WASHINGTON – Chinese officials voiced doubts Monday that a contaminant identified in the blood thinner heparin was the root cause of severe allergic reactions in hundreds of Americans.
The officials suggested at an embassy news conference that the problem with the drug could have occurred in the United States. They plan to visit a Baxter International plant in Cherry Hill, N.J., to get a better picture of how the finished product is manufactured.
"When you see it, then you believe it," said Jin Shaohong, the deputy director general for the National Institute for the Control of Pharmaceutical and Biological Products in China.
Raw heparin is derived from pig intestines, often processed by small, unregistered workshops in China. The raw ingredient for Baxter's recalled heparin came from Wisconsin-based Scientific Protein Laboratories, which in turn owns a Chinese factory — Changzhou SPL — and buys additional raw heparin from other Chinese suppliers.
The Food and Drug Administration has counted 62 deaths from allergic-style reactions that were associated with recalled heparin batches.

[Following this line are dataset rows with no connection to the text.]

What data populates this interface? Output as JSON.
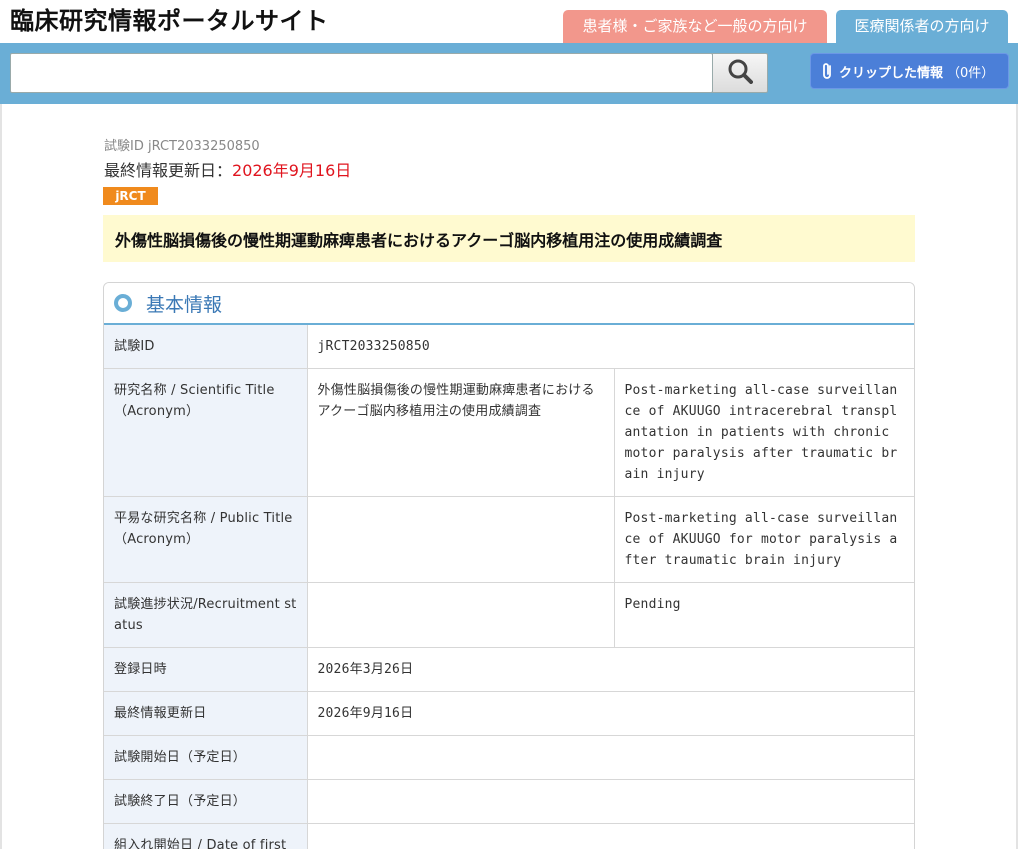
{
  "site": {
    "title": "臨床研究情報ポータルサイト",
    "tabs": {
      "patients": "患者様・ご家族など一般の方向け",
      "medical": "医療関係者の方向け"
    }
  },
  "search": {
    "value": "",
    "placeholder": ""
  },
  "clip": {
    "label": "クリップした情報",
    "count": "（0件）"
  },
  "trial": {
    "id_line": "試験ID jRCT2033250850",
    "updated_label": "最終情報更新日：",
    "updated_date": "2026年9月16日",
    "badge": "jRCT",
    "title": "外傷性脳損傷後の慢性期運動麻痺患者におけるアクーゴ脳内移植用注の使用成績調査"
  },
  "section": {
    "title": "基本情報",
    "rows": {
      "r1": {
        "label": "試験ID",
        "value": "jRCT2033250850"
      },
      "r2": {
        "label": "研究名称 / Scientific Title（Acronym）",
        "ja": "外傷性脳損傷後の慢性期運動麻痺患者におけるアクーゴ脳内移植用注の使用成績調査",
        "en": "Post-marketing all-case surveillance of AKUUGO intracerebral transplantation in patients with chronic motor paralysis after traumatic brain injury"
      },
      "r3": {
        "label": "平易な研究名称 / Public Title（Acronym）",
        "ja": "",
        "en": "Post-marketing all-case surveillance of AKUUGO for motor paralysis after traumatic brain injury"
      },
      "r4": {
        "label": "試験進捗状況/Recruitment status",
        "ja": "",
        "en": "Pending"
      },
      "r5": {
        "label": "登録日時",
        "value": "2026年3月26日"
      },
      "r6": {
        "label": "最終情報更新日",
        "value": "2026年9月16日"
      },
      "r7": {
        "label": "試験開始日（予定日）",
        "value": ""
      },
      "r8": {
        "label": "試験終了日（予定日）",
        "value": ""
      },
      "r9": {
        "label": "組入れ開始日 / Date of first enrollment",
        "value": ""
      }
    }
  }
}
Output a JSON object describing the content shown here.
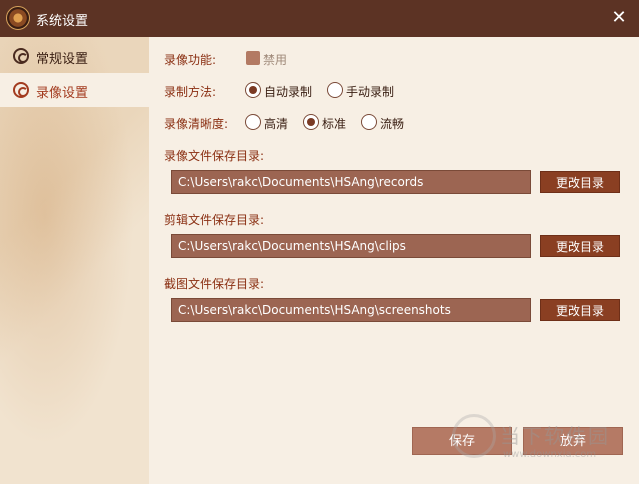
{
  "window": {
    "title": "系统设置",
    "close_glyph": "✕"
  },
  "sidebar": {
    "items": [
      {
        "label": "常规设置",
        "icon": "swirl-icon",
        "active": false
      },
      {
        "label": "录像设置",
        "icon": "swirl-icon",
        "active": true
      }
    ]
  },
  "recording": {
    "feature_label": "录像功能:",
    "feature_option": "禁用",
    "method_label": "录制方法:",
    "method_options": [
      "自动录制",
      "手动录制"
    ],
    "method_selected": "自动录制",
    "quality_label": "录像清晰度:",
    "quality_options": [
      "高清",
      "标准",
      "流畅"
    ],
    "quality_selected": "标准",
    "records_dir_label": "录像文件保存目录:",
    "records_dir": "C:\\Users\\rakc\\Documents\\HSAng\\records",
    "clips_dir_label": "剪辑文件保存目录:",
    "clips_dir": "C:\\Users\\rakc\\Documents\\HSAng\\clips",
    "screenshots_dir_label": "截图文件保存目录:",
    "screenshots_dir": "C:\\Users\\rakc\\Documents\\HSAng\\screenshots",
    "change_dir_button": "更改目录"
  },
  "footer": {
    "save_button": "保存",
    "discard_button": "放弃"
  },
  "watermark": {
    "brand": "当下软件园",
    "url": "www.downxia.com"
  },
  "colors": {
    "titlebar": "#5c3324",
    "accent": "#8a3f22",
    "label": "#8a2f12",
    "field": "#9c6552"
  }
}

The FDA can't say for sure what caused the reactions, but the chief suspect is a contaminant that the agency discovered in supplies of raw heparin coming from China — a compound derived from animal cartilage that so closely mimics heparin that routine purity tests can't detect it.

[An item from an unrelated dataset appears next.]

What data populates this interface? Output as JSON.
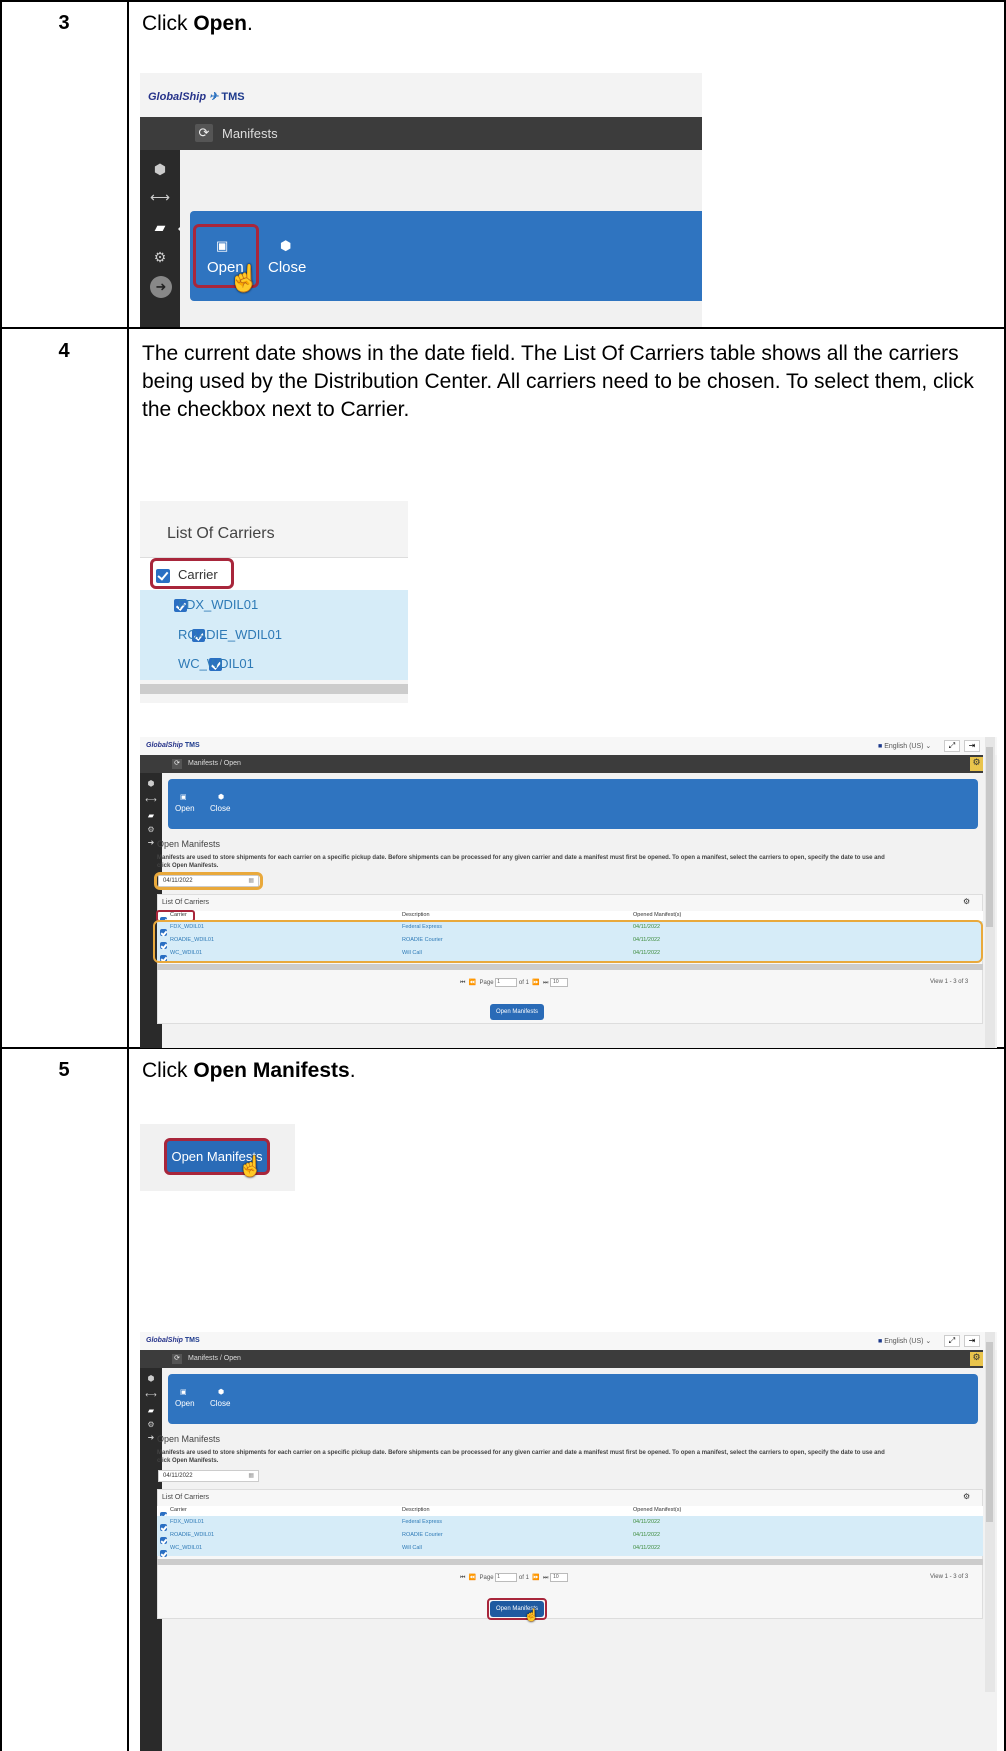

Germany also discovered the contaminant and recalled batches of heparin after some patient illnesses.
But the Chinese officials contended Monday that batches not containing the contaminant — called oversulfated chondroitin — also have been associated with side effects.
"The oversulfated chondroitin can therefore not be a suspected root cause of heparin adverse events as reported in U.S. media previously," Shaohong said.
The FDA did not immediately respond, but Baxter denied that claim.
"We do not agree with that," said Baxter spokeswoman Erin Gardiner. "We have seen adverse event reports on batches where the contaminant has been confirmed to be present."
Baxter was considering the Chinese officials' request for additional heparin samples for their own further testing, Gardiner said.
The Chinese officials also said that aside from the U.S. and Germany, more than 10 other countries used heparin containing the contaminant to produce their final injection but reported no side effects. The officials also noted that the implicated Chinese factory — Changzhou SPL — was managed and overseen by a manager from its U.S. headquarters.